Lookin' good!

Lookin’ good!

From its Westport headquarters, Sharkey’s Cuts for Kids has a worldwide presence. But every so often, Sharkey is reminded the world is still a very small place.

The other day, a couple who are new franchisees flew in from Tuscany. Sharkey took them to Tarry Lodge for dinner.

The wine list included a bottle from their home town.

Sharkey used it to toast their upcoming success.

Slicing Through Saugatuck

You never realize how many restaurants are in Saugatuck — until they start giving away free* food.

Viva’s, Julian’s, Rizzuto’s, Tutti’s; the Whelk, the Duck, Rainbow Thai and Tarry Lodge — all those and more handed out their specialties at today’s Slice of Saugatuck.

Add in Saugatuck Sweets, Garelick & Herbs, Craft Butchery — plus Dunkin’ Donuts and the Mobil Mini-Mart — and it’s a good thing there was lots of walking.

Today’s Slice also featured musical bands of kids and kids-at-heart; a steel band and calypso band (different spots); a bouncy house, and much more.

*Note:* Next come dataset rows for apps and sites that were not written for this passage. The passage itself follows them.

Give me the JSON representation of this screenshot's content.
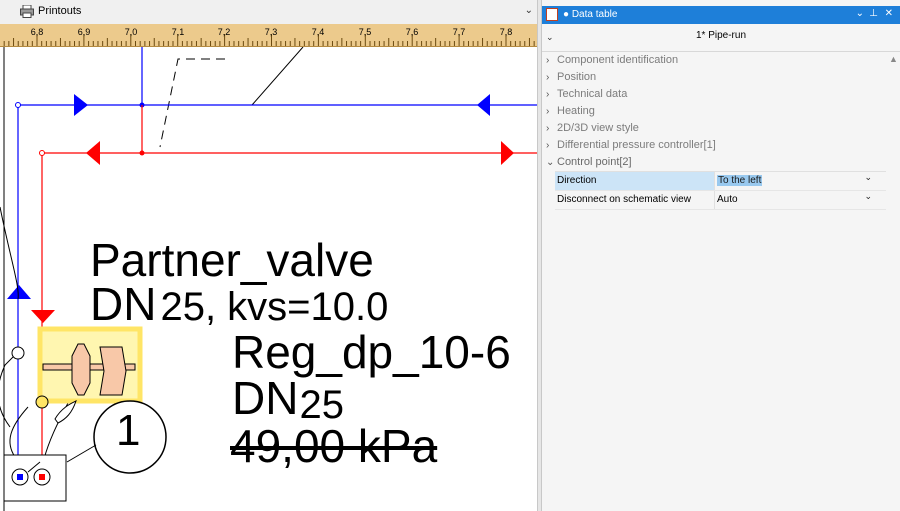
{
  "printouts": {
    "title": "Printouts",
    "icon": "printer-icon"
  },
  "ruler": {
    "ticks": [
      "6,8",
      "6,9",
      "7,0",
      "7,1",
      "7,2",
      "7,3",
      "7,4",
      "7,5",
      "7,6",
      "7,7",
      "7,8"
    ]
  },
  "canvas": {
    "valve_label": "Partner_valve",
    "valve_dn_prefix": "DN",
    "valve_dn_rest": "25, kvs=10.0",
    "reg_label": "Reg_dp_10-6",
    "reg_dn_prefix": "DN",
    "reg_dn_value": "25",
    "pressure": "49,00 kPa",
    "circle_number": "1"
  },
  "data_table": {
    "title": "Data table",
    "pipe_run": "1* Pipe-run",
    "categories": [
      {
        "label": "Component identification",
        "expanded": false
      },
      {
        "label": "Position",
        "expanded": false
      },
      {
        "label": "Technical data",
        "expanded": false
      },
      {
        "label": "Heating",
        "expanded": false
      },
      {
        "label": "2D/3D view style",
        "expanded": false
      },
      {
        "label": "Differential pressure controller[1]",
        "expanded": false
      },
      {
        "label": "Control point[2]",
        "expanded": true
      }
    ],
    "properties": [
      {
        "key": "Direction",
        "value": "To the left",
        "selected": true
      },
      {
        "key": "Disconnect on schematic view",
        "value": "Auto",
        "selected": false
      }
    ]
  },
  "colors": {
    "title_bar": "#1e7fd9",
    "supply": "#0000ff",
    "return": "#ff0000",
    "ruler": "#ecca8c",
    "valve_fill": "#f8c8a8",
    "highlight": "#ffe566"
  }
}
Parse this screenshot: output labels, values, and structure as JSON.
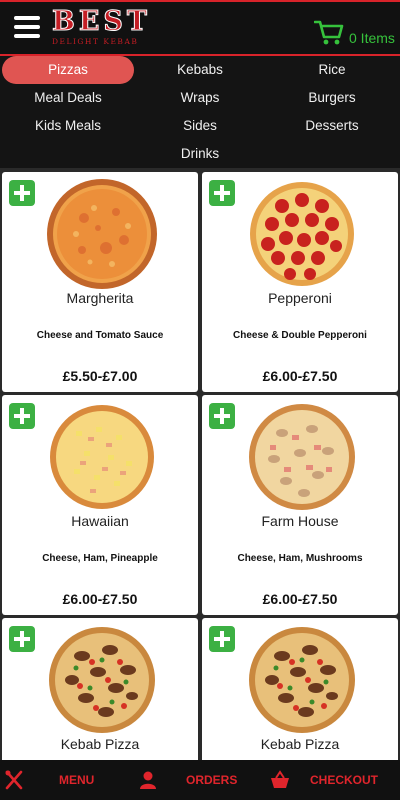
{
  "header": {
    "logo_main": "BEST",
    "logo_sub": "DELIGHT KEBAB",
    "cart_count": "0 Items"
  },
  "categories": [
    {
      "label": "Pizzas",
      "active": true
    },
    {
      "label": "Kebabs"
    },
    {
      "label": "Rice"
    },
    {
      "label": "Meal Deals"
    },
    {
      "label": "Wraps"
    },
    {
      "label": "Burgers"
    },
    {
      "label": "Kids Meals"
    },
    {
      "label": "Sides"
    },
    {
      "label": "Desserts"
    },
    {
      "label": "Drinks"
    }
  ],
  "products": [
    {
      "name": "Margherita",
      "desc": "Cheese and Tomato Sauce",
      "price": "£5.50-£7.00",
      "style": "margherita"
    },
    {
      "name": "Pepperoni",
      "desc": "Cheese & Double Pepperoni",
      "price": "£6.00-£7.50",
      "style": "pepperoni"
    },
    {
      "name": "Hawaiian",
      "desc": "Cheese, Ham, Pineapple",
      "price": "£6.00-£7.50",
      "style": "hawaiian"
    },
    {
      "name": "Farm House",
      "desc": "Cheese, Ham, Mushrooms",
      "price": "£6.00-£7.50",
      "style": "farmhouse"
    },
    {
      "name": "Kebab Pizza",
      "desc": "",
      "price": "",
      "style": "kebab"
    },
    {
      "name": "Kebab Pizza",
      "desc": "",
      "price": "",
      "style": "kebab"
    }
  ],
  "bottom_nav": {
    "menu_label": "MENU",
    "orders_label": "ORDERS",
    "checkout_label": "CHECKOUT"
  },
  "colors": {
    "accent_red": "#d8232a",
    "active_pill": "#e05552",
    "cart_green": "#36c23c",
    "add_green": "#3cb043"
  }
}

The only party poopers were a couple of restaurants that opted not to participate. And the private parking lot across from Dunville’s was completely closed, even though most tenants have fled.

That’s okay. We can deal. And if you’re reading this before 3 p.m. Saturday, stop! You’ve still got time for the Slice. It runs until then.

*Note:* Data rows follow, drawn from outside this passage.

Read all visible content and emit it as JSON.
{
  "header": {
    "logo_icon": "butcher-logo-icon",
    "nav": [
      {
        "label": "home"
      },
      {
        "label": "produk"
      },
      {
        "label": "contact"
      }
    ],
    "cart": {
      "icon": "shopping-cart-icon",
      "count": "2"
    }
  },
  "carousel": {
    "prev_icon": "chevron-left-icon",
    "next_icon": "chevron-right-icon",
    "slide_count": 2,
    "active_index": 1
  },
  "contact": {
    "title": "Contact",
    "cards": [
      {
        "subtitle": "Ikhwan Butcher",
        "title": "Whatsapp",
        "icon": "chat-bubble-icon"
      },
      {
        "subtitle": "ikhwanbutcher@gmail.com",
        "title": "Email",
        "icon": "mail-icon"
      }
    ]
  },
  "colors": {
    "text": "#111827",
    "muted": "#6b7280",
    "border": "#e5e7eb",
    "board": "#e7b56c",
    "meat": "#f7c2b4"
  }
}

PS: Bands play at Luciano Park until 5.

*With the purchase of a $10 ticket.

Tutti's went all out -- and had some of the longest lines.

Tutti’s went all out to offer great food.

The band Forester traveled from Bethany to play.

The band Forester traveled from Bethany to play on the plaza.

What kid doesn't like getting in a fire truck?

What kid doesn’t like getting in a fire truck?

Harvest does not take over the old Mario's spot until late October. But they were at the Slice of Saugatuck too.

Harvest does not take over the old Mario’s spot until late October. But they were at the Slice of Saugatuck too.

Downunder offers kayak rides. The boat cruising up the Saugatuck River may or may not have been part of the Slice.

Downunder offers kayak rides. The boat cruising up the Saugatuck River may or may not have been heading to the Slice.

Tarry Lodge was big on desserts.

Tarry Lodge was big on faro salad.

A young visitors checks off every restaurant she visited.

A young visitor checks off every restaurant she visited.